#### EXERCISE INSTRUCTIONS
Within the records below, find each line that holds the string "title", then copy it.

"""

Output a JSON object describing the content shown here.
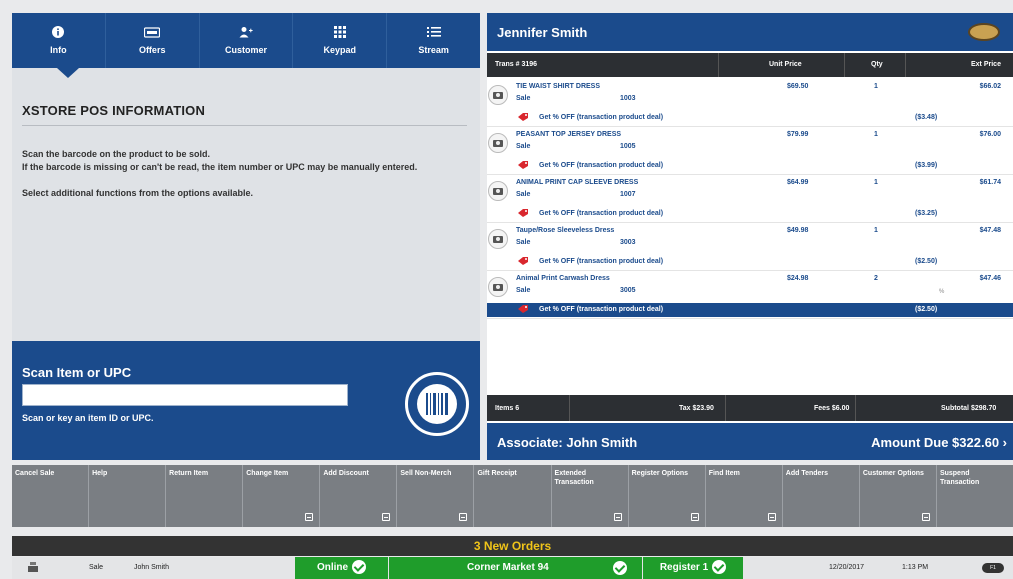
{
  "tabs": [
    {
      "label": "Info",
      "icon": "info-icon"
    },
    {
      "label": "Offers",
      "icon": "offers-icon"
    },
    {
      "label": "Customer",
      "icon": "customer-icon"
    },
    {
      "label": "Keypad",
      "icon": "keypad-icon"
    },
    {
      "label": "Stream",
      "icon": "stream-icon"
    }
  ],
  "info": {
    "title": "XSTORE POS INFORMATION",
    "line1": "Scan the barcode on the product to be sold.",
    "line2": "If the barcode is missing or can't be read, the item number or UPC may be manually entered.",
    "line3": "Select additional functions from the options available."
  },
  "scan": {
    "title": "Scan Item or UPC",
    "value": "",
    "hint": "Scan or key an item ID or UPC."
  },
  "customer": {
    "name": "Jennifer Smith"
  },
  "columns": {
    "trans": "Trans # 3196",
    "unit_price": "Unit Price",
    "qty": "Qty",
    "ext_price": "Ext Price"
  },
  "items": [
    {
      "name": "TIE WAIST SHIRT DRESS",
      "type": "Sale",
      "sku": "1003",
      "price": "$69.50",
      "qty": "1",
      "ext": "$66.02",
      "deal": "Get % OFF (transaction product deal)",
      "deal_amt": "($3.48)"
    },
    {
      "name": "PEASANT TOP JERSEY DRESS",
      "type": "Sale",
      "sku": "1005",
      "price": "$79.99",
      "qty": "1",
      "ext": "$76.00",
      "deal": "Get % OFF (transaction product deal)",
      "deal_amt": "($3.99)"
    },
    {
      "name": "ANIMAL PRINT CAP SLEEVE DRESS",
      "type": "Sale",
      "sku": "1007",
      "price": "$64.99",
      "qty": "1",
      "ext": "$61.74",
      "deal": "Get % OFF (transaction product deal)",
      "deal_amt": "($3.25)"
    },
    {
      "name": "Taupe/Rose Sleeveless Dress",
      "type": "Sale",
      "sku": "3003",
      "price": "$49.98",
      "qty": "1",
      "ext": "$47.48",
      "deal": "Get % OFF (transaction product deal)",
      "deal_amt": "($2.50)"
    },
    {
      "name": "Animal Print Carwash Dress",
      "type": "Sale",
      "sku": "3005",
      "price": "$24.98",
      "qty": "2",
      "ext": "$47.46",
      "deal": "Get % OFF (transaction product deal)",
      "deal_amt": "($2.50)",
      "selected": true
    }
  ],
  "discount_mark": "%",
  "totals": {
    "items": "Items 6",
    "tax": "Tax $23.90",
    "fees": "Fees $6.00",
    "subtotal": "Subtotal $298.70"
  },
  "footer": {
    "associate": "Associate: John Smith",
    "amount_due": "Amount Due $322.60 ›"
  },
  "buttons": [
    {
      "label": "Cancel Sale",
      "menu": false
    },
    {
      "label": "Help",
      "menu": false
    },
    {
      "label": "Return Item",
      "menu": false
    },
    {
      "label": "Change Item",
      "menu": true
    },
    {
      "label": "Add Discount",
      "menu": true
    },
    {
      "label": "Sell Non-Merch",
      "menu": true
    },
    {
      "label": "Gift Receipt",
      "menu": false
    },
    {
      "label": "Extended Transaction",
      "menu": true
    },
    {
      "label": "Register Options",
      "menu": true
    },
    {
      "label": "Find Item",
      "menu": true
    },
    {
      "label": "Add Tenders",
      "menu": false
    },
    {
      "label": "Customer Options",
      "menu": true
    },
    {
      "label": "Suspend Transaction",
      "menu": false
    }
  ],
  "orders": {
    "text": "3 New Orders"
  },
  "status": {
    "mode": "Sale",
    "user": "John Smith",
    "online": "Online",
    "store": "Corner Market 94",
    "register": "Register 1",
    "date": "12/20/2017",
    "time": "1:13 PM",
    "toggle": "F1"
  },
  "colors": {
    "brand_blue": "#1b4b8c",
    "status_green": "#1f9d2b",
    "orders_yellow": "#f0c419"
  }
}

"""
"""

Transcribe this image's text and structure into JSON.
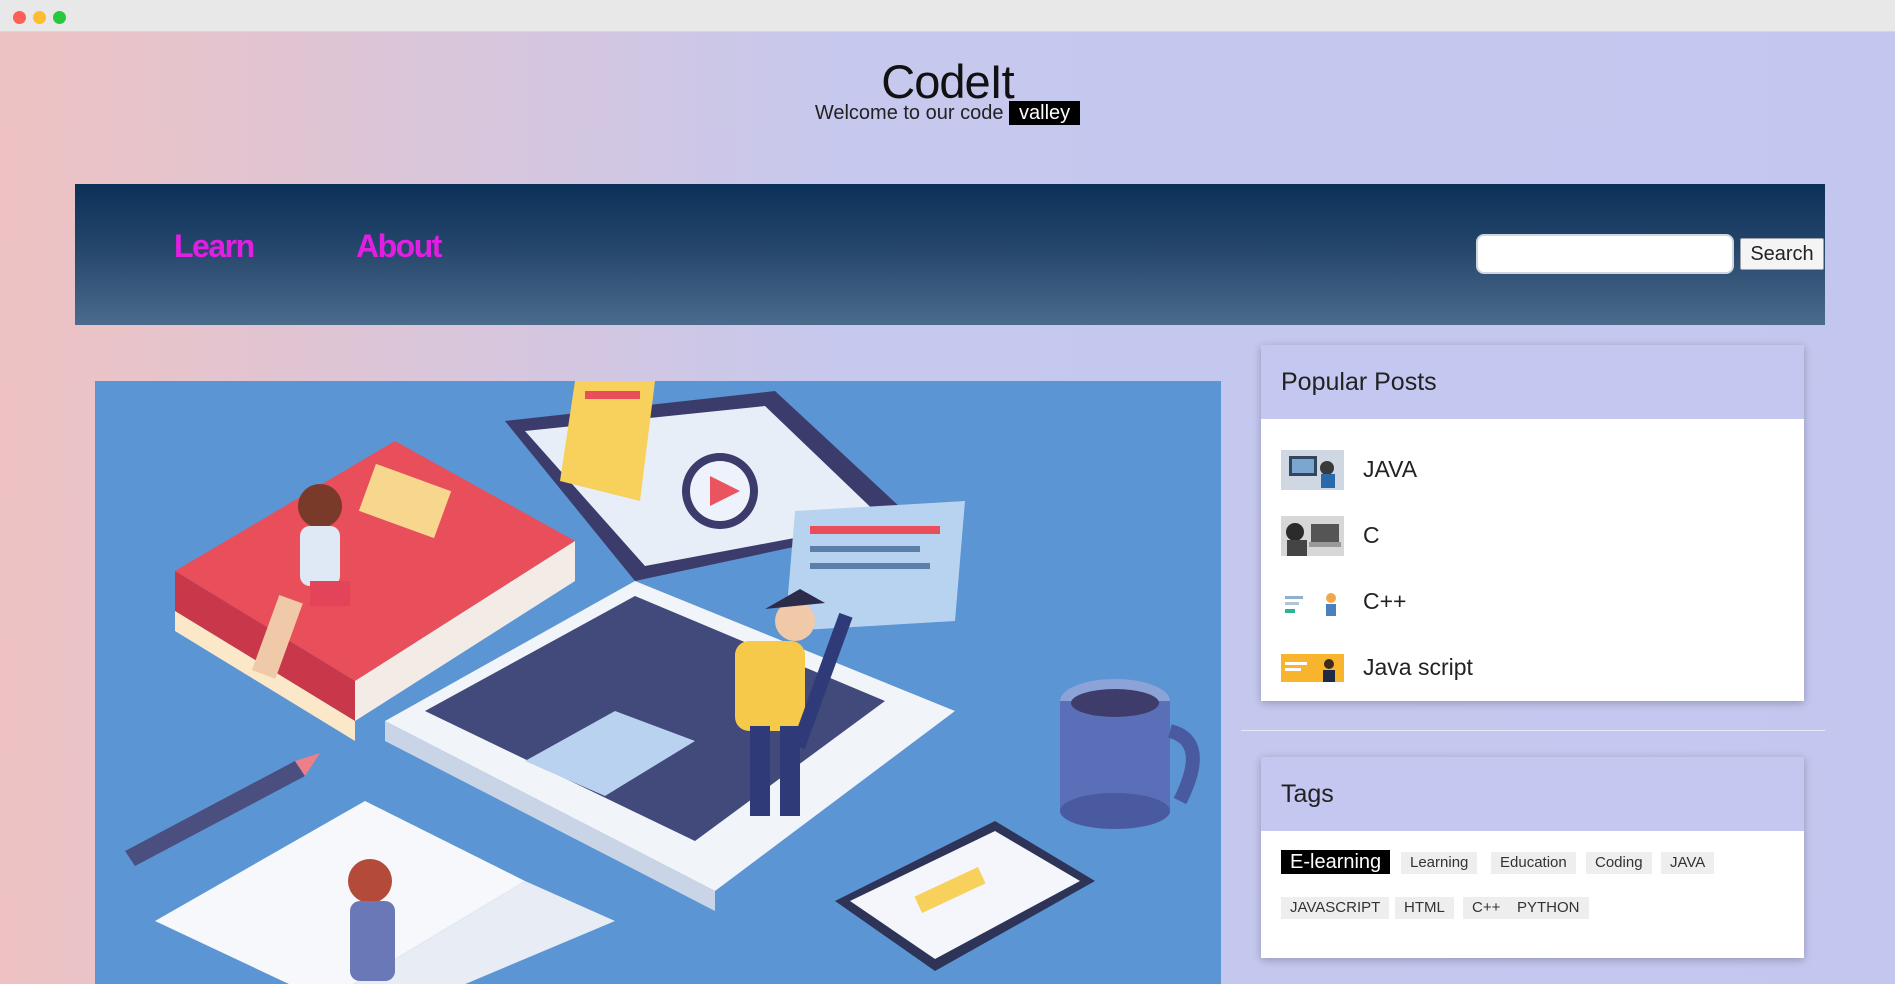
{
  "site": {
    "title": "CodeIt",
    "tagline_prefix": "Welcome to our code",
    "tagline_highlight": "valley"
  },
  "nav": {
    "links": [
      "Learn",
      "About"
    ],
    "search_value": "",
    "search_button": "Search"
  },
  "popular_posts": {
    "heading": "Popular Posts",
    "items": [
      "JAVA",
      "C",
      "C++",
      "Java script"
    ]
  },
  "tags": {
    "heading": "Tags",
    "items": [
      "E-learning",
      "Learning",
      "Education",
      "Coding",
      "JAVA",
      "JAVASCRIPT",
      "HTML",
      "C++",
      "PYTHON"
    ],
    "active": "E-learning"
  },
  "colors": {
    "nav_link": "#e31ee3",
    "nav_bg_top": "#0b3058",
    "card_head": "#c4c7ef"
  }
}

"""

#### RESPONSE FOR THIS EXERCISE
    "title": "XSTORE POS INFORMATION",
    "title": "Scan Item or UPC",
    "title": "CodeIt",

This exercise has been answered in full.